For Greyhound, the VORAD system includes a grille-mounted antenna and a dash-mounted driver control unit. The system will alert drivers of potential hazards with both a warning light and a tone. The system also will include technology similar to an airplane's black box, recording 15 minutes of speed and other driving actions.

"We were extremely impressed with the improved safety that the radar provided us," said Greyhound spokesman Bill Kula, when asked to explain why the company made such a commitment to VORAD. "Many of the drivers talked about the possible accidents they were able to avoid because the radar unit was on their buses."

Based on the number of accidents Greyhound hopes to avoid, plus the revenue it won't lose from potential lawsuits as well as damaged luggage and property, "The system would pay for itself within a year's time," Kula said.

According to studies cited by Bouchard, an extra half-second of warning time would prevent 60 percent of all rear-end collisions.

"It's highly likely that some form of on-board radar will become a staple of all personal automobiles in the future," said Greyhound's Kula.
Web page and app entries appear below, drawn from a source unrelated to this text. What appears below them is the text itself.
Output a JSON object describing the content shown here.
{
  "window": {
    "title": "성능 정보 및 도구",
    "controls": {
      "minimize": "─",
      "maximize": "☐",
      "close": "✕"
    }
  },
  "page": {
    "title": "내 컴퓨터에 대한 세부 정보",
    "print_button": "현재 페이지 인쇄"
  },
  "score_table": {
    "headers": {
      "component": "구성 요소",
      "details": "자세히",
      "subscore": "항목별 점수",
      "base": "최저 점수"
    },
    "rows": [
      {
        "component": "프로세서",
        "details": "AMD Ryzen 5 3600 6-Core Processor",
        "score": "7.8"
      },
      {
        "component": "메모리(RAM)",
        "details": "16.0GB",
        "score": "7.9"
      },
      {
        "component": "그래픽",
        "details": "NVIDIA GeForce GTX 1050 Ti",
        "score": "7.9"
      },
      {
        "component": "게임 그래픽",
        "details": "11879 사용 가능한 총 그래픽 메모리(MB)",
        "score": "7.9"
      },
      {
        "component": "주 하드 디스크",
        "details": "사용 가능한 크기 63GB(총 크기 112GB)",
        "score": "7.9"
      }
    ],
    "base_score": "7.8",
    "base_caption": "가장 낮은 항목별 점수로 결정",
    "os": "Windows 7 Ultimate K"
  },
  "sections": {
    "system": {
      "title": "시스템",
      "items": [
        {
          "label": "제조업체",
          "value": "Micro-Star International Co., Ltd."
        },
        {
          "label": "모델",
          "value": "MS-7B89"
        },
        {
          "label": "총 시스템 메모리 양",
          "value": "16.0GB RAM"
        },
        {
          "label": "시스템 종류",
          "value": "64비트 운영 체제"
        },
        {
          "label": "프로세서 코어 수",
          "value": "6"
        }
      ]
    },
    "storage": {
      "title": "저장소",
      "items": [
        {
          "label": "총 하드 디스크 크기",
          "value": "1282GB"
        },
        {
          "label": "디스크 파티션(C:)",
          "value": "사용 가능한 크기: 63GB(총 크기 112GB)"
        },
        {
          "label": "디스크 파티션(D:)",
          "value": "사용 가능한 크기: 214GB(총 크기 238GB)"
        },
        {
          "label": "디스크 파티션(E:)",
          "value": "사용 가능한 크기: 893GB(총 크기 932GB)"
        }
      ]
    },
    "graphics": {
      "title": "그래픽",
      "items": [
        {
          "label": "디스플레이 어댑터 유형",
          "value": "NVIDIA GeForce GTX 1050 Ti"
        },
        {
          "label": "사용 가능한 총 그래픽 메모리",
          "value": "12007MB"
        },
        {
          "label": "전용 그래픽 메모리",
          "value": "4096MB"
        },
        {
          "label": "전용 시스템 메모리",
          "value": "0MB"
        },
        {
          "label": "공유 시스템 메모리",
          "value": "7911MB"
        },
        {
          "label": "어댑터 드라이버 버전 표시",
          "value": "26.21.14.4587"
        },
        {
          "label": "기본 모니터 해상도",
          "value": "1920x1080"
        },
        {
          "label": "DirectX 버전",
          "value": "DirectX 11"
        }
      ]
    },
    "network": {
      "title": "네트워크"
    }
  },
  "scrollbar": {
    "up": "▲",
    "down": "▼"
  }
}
Another IVHS development comes from GEOSPAN, a Minneapolis-based company. Last month, the company debuted something it calls a Geovan. Equipped with video cameras and computers, the van does a visual census of a street, neighborhood or town.

"It's an odd-looking vehicle," admits Jerry Robinson, CEO of GEOSPAN.

Eight high-resolution VHS cameras peek out from the raised roof of the van. Two point in each direction and film overlapping images. A two-person crew operates the vehicle. There's a driver and navigator who can view all eight monitors.

"That means you can see the road itself - the potholes and striping. You can see the infrastructure - the fire hydrants, utility poles," he said. This type of information would be useful to city maintenance or public safety departments. They could visually check out the condition of a city's streets without havking to dispatch crews out on a wild-goose chase looking for potholes. In his hometown of Minneapolis, maintenance crews are dispatched 1,000 times a year to check out a complaint.